Saturday, February 21, 2009


The only thing better than this:

#52, East Wall, Dublin

. . . is its proximity to this:

Sean O'Casey Community Centre,
East Wall, Dublin

Officially, it's the Sean O'Casey Community Centre, but since its completion in September 2008, Dubliners have dubbed the new building in the East Wall "The Cheese". One thing I've learned is that if the Irish take the time to slag you or call you by a nickname you can't quite decide if you should laugh at take offense, they generally think you're all right. If they don't like you or if you bore them, they simply won't bother. This rule applies to buildings as much as people. Statues and landmarks all over Dublin have livelier names than the ones in the guidebooks.

Consider some of the old familiars. There's Molly Malone with her wheelbarrow (the Tart with the Cart) or the now-gone-missing Anna Livia Plurabelle in her cascading fountain (the Floozie in the Jacuzzi). Unfortunately for Anna, the real-life version of James Joyce's poetic embodiment of the River Liffey was not only called the Hooer in the Sewer but also repeatedly vandalized and eventually removed by the Dublin City Council for safekeeping, whatever that means; Ms. Plurabelle's since been replaced by the tall stainless steel spire (the Stiletto in the Ghetto or the Why in the Sky, depending on if you lean toward the sociological or the philosophical). And though it resembles a sporting trophy of some kind, I'm partial to the Phil Lynott propped outside Bruxelles: the Ace with the Bass, of course. As for the East Wall's new neighbor, the Cheese so far stands alone. But the Cheese by the Quays? Mightn't be the worst, if you're feeling rhymey.

Contrary to popular belief (my snarkitectural one-liners have been quoted anonymously, I'm proud to say, not once but twice in the Irish Times, including my level-headed suggestion that an ugly new building beside City Hall be wrapped Jean-Claude Christo-style), I really enjoy when a new building emerges that just gets it right.

On my most recent trip to Dublin in January, this was one of my first stops. The pictures I'd seen looked whimsical and playful and I never pass up an opportunity to go for a cold, rainy cycle through the docklands. Despite a few disappointments -- the view of the ground level was blocked by some ugly temporary hoardings and the center wasn't yet open for an interior look about -- the new building was a welcome sight. How many buildings actually make you smile as you approach? For a community center, the playful vibe meshes well with the functionality of the concrete structure. The "holes" in the wall are porthole-style windows that offer varying views from the different levels inside. The color scheme of faded robin's egg blue, deep red, and honey-colored wood is fresh and unexpected.

I'd be curious to see how the building gets on once the community center opens its doors. In the meantime, well done to architects O'Donnell + Tuomey for bringing an imaginative new structure to the skyline of Dublin and giving me a reason to sharpen my somewhat dull skills in kudos distribution. I'd hate to only be known for my snark. Or would I?

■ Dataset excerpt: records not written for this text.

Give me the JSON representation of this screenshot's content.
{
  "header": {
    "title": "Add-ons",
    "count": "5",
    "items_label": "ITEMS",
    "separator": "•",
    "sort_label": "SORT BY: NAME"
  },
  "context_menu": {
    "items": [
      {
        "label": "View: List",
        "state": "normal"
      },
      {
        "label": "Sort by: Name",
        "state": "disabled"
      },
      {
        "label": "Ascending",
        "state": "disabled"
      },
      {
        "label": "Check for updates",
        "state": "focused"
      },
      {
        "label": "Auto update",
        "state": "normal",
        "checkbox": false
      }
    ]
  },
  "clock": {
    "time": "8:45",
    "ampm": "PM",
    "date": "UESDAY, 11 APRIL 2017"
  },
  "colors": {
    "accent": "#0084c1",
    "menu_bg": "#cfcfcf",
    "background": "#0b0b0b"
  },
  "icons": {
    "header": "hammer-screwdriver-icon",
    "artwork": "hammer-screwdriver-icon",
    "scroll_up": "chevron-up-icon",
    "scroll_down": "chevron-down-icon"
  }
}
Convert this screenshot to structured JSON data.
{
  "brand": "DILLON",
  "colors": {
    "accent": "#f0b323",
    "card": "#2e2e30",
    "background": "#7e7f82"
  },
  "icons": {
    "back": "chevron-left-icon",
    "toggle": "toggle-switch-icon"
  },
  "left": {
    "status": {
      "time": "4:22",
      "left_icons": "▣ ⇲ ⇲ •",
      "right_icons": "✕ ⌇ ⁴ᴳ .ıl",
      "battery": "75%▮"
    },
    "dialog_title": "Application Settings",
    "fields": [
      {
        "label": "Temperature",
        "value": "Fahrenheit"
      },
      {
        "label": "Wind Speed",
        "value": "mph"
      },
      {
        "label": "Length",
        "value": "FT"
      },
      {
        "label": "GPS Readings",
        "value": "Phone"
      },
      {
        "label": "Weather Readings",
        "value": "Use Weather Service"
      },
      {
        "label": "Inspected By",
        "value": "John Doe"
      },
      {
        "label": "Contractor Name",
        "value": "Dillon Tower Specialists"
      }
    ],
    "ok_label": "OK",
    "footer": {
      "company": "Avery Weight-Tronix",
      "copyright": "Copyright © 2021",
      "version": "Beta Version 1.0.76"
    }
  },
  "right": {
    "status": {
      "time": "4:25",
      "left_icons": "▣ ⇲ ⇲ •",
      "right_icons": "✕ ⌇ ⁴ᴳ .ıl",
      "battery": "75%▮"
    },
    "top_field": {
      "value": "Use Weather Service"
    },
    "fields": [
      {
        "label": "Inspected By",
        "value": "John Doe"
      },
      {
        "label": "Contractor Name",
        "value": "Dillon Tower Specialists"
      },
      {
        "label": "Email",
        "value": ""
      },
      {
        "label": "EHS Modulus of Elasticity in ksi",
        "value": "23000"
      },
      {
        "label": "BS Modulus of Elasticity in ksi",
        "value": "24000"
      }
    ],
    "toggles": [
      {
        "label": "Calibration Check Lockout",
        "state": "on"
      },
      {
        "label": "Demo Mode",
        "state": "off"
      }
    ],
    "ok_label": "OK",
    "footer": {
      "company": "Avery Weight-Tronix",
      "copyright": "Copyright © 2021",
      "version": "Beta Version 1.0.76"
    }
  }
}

If you see this door, knock and tell the architects "Thank you."


Jackie said...

I think you'll like this:
The music teacher at my elementary school played the accordion. I had him from K-8th grade. Some of my most vivid memories are of my class singing "Molly Malone" while he walked around our desks (arranged all in straight lines- like Madeline) and played the accordion.

"Now her ghost wheels her barrow,
Through streets broad and narrow,
Crying, "Cockles and mussels, alive, alive, oh!"

It was kind of fabulous.

Julie said...

Did Binney & Smith have a "faded robin's egg blue"?